WASHINGTON (AP) — A lawyer for Hillary Clinton’s 2016 campaign who is charged with lying to the FBI early in the Trump-Russia probe sought to “use and manipulate” federal law enforcement to create an “October surprise” in the final weeks of the presidential race, a prosecutor alleged Tuesday at the start of his trial. Defense lawyers told jurors he never lied.
Michael Sussmann is accused of lying to the FBI during a September 2016 meeting by telling the bureau’s top lawyer that he wasn’t acting on behalf of the Clinton campaign when he presented information that he said might connect Russia to then-candidate Donald Trump.
“He told a lie that was designed to achieve a political end, a lie that was designed to inject the FBI into a president election,” Shaw said, adding that it was all part of a plan to create an “October surprise” of FBI investigations into Trump as well as negative news coverage.
But Sussmann’s lawyers sought to counter each of the prosecution’s allegations, telling jurors he never lied during the meeting and that the fact that he represented Democratic clients was well-known to the FBI.
“He was someone the FBI knew represented partisan clients, defense lawyer Michael Bosworth said in his opening statements. “The FBI knew that he represented the Clinton campaign that summer. The FBI knew that he was an attorney for the DNC, the Democratic Party itself.”
Bosworth said it would be impossible to prove that Sussmann had lied because only he and the FBI lawyer he met with, James Baker, were present and neither took notes. Five and a half years after the meeting, Baker’s memory of what was said is “clear as mud,” Bosworth said. And whether
Sussmann’s trial is the first arising from special counsel John Durham’s investigation into the FBI’s original probe into Russian election interference and potential ties with the Trump campaign. Though Durham was first thought to be focused on misconduct by government officials during the course of the investigation, the Sussmann case alleges wrongdoing by a tipster to the FBI rather than the FBI itself.
At issue is a Sept. 19, 2016 meeting in which Sussmann presented Baker with computer data gathered by another of his clients that purported to show furtive contact between computer servers of the Trump Organization and Russia-based Alfa Bank. That connection, if true, would have been explosive at a time when the FBI was examining whether the Trump campaign and Russia were conspiring to sway the election.
The FBI did investigate the data but found nothing nefarious, and the communication instead reflected what Shaw described as a “spam email server” used to send out marketing.
When Sussmann sought the FBI meeting, he misled the bureau into thinking he was acting as simply a “good citizen,” prosecutor Brittain Shaw told jurors, because he knew that if he was honest about his work for the Clinton campaign, the “FBI might not meet with him right away, let alone open an investigation.”

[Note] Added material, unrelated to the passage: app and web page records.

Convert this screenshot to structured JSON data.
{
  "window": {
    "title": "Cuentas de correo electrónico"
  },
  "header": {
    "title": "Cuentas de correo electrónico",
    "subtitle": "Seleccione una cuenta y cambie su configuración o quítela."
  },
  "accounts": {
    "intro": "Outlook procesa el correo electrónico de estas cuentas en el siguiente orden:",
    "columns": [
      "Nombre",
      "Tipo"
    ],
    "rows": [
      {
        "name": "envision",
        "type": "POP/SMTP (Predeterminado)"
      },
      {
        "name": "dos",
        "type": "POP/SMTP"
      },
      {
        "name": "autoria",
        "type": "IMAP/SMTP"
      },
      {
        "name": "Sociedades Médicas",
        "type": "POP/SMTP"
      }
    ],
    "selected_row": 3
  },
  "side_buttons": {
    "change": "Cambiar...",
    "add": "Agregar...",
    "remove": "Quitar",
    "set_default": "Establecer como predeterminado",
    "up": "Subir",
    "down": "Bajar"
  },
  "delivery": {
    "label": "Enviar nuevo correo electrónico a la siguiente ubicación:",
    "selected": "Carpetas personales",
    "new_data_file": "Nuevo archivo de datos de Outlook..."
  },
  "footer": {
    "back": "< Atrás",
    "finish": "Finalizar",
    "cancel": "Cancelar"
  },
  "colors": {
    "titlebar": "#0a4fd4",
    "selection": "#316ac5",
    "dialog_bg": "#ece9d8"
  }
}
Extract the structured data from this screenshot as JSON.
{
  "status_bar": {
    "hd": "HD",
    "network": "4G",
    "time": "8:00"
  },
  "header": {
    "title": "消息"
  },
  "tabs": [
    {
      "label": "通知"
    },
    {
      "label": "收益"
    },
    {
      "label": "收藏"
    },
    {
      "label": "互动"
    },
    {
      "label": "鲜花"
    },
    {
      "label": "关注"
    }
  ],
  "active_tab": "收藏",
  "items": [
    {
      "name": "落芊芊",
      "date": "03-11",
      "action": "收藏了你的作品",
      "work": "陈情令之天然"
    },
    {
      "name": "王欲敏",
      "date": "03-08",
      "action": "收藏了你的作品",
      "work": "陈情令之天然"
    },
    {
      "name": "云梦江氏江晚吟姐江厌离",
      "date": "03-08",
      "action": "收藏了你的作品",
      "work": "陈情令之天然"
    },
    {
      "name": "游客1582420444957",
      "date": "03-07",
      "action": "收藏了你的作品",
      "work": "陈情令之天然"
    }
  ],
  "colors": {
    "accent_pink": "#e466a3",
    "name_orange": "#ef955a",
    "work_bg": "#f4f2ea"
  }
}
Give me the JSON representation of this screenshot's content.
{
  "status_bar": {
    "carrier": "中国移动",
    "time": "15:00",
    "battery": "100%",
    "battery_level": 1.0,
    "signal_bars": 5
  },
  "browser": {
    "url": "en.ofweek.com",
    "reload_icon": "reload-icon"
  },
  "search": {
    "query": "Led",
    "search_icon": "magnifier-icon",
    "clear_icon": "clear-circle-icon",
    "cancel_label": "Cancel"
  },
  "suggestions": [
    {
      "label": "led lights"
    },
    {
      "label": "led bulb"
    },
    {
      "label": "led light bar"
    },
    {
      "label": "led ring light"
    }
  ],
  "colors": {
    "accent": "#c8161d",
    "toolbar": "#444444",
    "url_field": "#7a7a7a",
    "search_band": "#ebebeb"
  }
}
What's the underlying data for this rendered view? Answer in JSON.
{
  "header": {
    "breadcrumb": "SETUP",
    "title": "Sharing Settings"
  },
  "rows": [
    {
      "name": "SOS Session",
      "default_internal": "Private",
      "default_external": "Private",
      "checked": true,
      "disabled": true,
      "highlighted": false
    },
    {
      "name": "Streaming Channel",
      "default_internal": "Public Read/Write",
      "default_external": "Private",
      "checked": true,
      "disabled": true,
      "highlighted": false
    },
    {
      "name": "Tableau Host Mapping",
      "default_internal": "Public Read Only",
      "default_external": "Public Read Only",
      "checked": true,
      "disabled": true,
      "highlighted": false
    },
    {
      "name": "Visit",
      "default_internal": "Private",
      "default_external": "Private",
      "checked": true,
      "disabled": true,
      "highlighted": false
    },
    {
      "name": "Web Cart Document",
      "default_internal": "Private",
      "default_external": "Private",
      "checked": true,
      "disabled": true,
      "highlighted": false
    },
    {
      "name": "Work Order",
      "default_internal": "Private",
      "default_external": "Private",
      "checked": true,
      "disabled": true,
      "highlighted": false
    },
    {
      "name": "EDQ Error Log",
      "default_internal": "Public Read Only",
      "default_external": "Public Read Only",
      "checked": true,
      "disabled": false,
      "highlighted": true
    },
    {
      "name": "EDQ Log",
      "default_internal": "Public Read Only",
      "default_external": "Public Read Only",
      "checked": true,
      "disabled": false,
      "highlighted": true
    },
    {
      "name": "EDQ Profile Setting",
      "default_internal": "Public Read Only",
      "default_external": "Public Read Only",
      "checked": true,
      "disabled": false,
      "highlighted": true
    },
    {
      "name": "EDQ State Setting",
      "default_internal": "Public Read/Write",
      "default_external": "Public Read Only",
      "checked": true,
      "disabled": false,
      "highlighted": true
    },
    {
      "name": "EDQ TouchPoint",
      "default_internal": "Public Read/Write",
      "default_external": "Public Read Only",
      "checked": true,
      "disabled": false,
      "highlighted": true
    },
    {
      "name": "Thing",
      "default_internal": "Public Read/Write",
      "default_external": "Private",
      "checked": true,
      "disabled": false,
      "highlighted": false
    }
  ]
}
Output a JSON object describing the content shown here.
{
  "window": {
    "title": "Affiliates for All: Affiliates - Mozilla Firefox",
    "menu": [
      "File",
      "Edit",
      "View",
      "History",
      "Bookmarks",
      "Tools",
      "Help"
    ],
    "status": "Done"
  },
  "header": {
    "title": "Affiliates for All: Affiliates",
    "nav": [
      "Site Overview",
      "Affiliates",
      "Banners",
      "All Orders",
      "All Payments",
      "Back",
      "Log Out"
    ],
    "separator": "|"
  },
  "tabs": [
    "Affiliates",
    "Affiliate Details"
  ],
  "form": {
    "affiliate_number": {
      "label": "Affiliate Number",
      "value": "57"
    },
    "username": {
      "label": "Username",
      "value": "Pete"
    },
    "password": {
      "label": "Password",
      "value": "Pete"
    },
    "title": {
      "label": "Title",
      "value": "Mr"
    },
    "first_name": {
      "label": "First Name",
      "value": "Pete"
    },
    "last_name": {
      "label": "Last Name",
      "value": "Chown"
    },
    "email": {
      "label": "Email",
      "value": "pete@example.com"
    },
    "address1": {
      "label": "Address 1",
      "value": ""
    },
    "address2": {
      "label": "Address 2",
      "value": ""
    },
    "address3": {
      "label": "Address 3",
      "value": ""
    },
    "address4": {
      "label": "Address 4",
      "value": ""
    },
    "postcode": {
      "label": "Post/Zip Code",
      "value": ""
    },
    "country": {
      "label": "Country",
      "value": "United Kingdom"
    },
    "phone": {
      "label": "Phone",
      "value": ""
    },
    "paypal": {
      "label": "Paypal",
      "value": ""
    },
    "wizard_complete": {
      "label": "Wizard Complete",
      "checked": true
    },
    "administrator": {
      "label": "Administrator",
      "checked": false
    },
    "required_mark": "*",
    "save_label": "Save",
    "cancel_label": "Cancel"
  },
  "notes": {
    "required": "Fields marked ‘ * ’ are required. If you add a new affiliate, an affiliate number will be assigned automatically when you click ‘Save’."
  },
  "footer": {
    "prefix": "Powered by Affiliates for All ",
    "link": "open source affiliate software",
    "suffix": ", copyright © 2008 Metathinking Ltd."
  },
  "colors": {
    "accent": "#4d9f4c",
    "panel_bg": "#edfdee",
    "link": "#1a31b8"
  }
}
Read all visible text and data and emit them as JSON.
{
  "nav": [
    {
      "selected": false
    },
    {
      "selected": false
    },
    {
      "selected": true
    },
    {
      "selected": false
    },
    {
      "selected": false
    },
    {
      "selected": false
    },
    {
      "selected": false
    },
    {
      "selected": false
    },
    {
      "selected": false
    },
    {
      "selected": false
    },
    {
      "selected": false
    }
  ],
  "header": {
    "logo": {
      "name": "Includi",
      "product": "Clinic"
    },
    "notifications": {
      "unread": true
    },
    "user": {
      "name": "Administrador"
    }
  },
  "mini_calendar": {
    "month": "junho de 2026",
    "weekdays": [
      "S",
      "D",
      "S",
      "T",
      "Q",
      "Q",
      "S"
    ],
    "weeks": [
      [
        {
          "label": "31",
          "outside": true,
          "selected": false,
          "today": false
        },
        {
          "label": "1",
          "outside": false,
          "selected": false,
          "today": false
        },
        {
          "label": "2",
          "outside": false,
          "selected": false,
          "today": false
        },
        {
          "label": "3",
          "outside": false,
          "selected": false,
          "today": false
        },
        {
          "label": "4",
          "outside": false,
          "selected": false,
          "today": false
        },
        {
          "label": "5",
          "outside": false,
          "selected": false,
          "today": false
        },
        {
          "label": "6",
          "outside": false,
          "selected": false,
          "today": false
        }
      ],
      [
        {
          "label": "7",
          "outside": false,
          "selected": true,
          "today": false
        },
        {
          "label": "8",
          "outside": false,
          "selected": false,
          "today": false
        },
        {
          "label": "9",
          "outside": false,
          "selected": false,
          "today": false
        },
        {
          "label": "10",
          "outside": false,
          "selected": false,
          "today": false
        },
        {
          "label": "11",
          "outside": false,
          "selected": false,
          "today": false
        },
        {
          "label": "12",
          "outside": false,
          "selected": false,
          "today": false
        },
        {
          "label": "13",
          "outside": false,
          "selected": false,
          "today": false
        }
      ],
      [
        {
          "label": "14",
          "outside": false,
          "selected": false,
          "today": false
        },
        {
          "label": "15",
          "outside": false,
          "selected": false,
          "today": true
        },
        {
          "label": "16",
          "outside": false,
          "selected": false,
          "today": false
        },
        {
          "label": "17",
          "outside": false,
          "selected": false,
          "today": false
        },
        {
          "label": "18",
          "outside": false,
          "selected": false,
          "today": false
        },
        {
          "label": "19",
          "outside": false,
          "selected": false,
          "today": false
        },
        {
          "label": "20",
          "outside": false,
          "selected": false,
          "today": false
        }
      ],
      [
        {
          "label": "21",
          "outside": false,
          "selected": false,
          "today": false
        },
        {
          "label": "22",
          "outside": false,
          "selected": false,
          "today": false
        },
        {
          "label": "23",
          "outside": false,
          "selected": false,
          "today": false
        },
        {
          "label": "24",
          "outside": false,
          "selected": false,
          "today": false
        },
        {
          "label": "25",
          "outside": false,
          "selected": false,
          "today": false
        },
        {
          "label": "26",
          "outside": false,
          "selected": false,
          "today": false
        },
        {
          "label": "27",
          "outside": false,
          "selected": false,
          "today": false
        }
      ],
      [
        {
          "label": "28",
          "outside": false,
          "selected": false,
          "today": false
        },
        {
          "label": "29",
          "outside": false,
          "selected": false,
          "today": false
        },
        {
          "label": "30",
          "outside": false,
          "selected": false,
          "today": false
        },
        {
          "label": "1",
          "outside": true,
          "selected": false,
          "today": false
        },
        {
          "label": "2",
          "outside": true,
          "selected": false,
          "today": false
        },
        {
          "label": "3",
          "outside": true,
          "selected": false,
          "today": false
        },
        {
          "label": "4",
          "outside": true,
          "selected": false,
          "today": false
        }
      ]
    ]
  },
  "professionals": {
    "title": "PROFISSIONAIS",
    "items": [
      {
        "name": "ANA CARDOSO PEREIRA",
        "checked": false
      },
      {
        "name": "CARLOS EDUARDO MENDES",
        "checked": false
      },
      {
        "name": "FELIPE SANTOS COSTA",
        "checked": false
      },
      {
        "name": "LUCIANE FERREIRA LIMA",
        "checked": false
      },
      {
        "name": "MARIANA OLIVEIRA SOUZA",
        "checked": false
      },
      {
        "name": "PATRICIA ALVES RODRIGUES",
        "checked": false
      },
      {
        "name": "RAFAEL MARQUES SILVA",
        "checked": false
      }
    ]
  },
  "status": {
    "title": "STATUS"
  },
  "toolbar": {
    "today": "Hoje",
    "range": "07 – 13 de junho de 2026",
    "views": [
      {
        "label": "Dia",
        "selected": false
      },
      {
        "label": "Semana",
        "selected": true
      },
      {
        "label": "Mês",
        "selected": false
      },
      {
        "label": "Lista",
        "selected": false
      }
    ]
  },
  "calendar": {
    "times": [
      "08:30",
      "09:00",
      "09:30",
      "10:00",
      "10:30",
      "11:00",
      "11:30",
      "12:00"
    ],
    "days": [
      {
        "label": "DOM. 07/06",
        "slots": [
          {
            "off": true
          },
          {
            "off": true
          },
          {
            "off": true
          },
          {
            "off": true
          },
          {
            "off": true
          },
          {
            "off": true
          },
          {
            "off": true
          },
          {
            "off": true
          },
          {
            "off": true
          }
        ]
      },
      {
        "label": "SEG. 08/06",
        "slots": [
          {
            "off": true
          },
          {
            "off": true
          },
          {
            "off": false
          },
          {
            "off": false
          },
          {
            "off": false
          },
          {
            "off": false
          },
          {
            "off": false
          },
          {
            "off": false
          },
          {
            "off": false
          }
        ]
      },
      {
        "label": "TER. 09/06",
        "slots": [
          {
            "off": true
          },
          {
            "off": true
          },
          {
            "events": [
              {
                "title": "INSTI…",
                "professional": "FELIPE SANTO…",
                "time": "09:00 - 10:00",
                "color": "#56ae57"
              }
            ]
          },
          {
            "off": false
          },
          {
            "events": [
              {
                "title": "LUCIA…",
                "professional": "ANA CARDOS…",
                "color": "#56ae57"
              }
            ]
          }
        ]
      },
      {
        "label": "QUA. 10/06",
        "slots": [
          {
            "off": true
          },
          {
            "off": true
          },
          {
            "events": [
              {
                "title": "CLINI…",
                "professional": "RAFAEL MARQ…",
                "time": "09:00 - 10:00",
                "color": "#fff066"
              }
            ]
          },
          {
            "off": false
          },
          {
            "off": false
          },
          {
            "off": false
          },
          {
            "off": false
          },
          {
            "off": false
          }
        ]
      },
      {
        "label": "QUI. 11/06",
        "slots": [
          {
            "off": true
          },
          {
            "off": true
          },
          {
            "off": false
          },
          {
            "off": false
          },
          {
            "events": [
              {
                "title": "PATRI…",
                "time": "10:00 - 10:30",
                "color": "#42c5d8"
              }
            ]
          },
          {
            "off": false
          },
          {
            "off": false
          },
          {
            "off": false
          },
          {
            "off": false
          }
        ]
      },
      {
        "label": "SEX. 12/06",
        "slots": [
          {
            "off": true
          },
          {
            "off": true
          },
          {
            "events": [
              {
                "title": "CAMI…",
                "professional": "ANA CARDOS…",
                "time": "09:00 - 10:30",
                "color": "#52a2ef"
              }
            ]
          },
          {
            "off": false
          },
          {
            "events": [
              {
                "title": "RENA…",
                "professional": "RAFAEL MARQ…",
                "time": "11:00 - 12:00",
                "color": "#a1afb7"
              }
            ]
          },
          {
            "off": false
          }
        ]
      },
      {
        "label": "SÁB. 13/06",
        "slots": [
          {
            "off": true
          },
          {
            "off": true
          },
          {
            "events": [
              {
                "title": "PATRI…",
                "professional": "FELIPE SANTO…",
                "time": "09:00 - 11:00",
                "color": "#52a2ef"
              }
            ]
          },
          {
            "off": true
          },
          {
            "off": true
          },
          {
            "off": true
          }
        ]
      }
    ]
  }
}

In presenting the information, Sussmann bypassed proper channels by going straight to his friend, Baker, and concocted a lie that was designed to use the FBI as a “political tool,” Shaw said.
In an early recognition of the politically loaded nature of the case, Shaw urged jurors to put aside any feelings they might have about Trump, Russia or Clinton.
“Some people have very strong feelings about politics and Russia, and many people have strong feelings about Donald Trump and Russia. But we are not here because these allegations involved either of them, nor are we here because the client was the Hillary Clinton campaign,” Shaw said.
Rather, she added, “We are here because the FBI is our institution. It should not be used as a political tool.”
Though Shaw said Sussmann took the material to the FBI out of frustration that a newspaper reporter he had been working with had not yet written about it, Bosworth, Sussmann’s lawyer, says he instead was trying to give the FBI a heads-up that a story was imminent.
Durham was appointed in 2019 by then-Attorney General William Barr to look for any misconduct as the U.S. government was examining potential coordination between Russia and the 2016 Trump campaign to tip the outcome of the election. An investigation by an earlier special counsel, Robert Mueller, did not find a criminal conspiracy between Russia and the Trump campaign though it did find that Russia sought to aid Trump’s election bid.
The Alfa Bank matter was a peripheral part of the FBI’s investigation and the allegations of furtive contact were not even mentioned in Mueller’s 2019 report.
Durham’s work has resulted in three criminal cases, but only the one against Sussmann has reached trial.
In 2020, a former FBI lawyer named Kevin Clinesmith pleaded guilty to altering an email related to secret FBI surveillance of an ex-Trump campaign adviser, Carter Page. In applying for warrants to eavesdrop on Page, the FBI relied on research files of anti-Trump information known colloquially as the “Steele dossier” that contained rumors and uncorroborated claims.
Last year, Durham charged a Russia analyst who was a source for that dossier with lying to the FBI about his own sources of information — among them, a longtime Hillary Clinton supporter. Igor Danchenko has pleaded not guilty. The case is pending.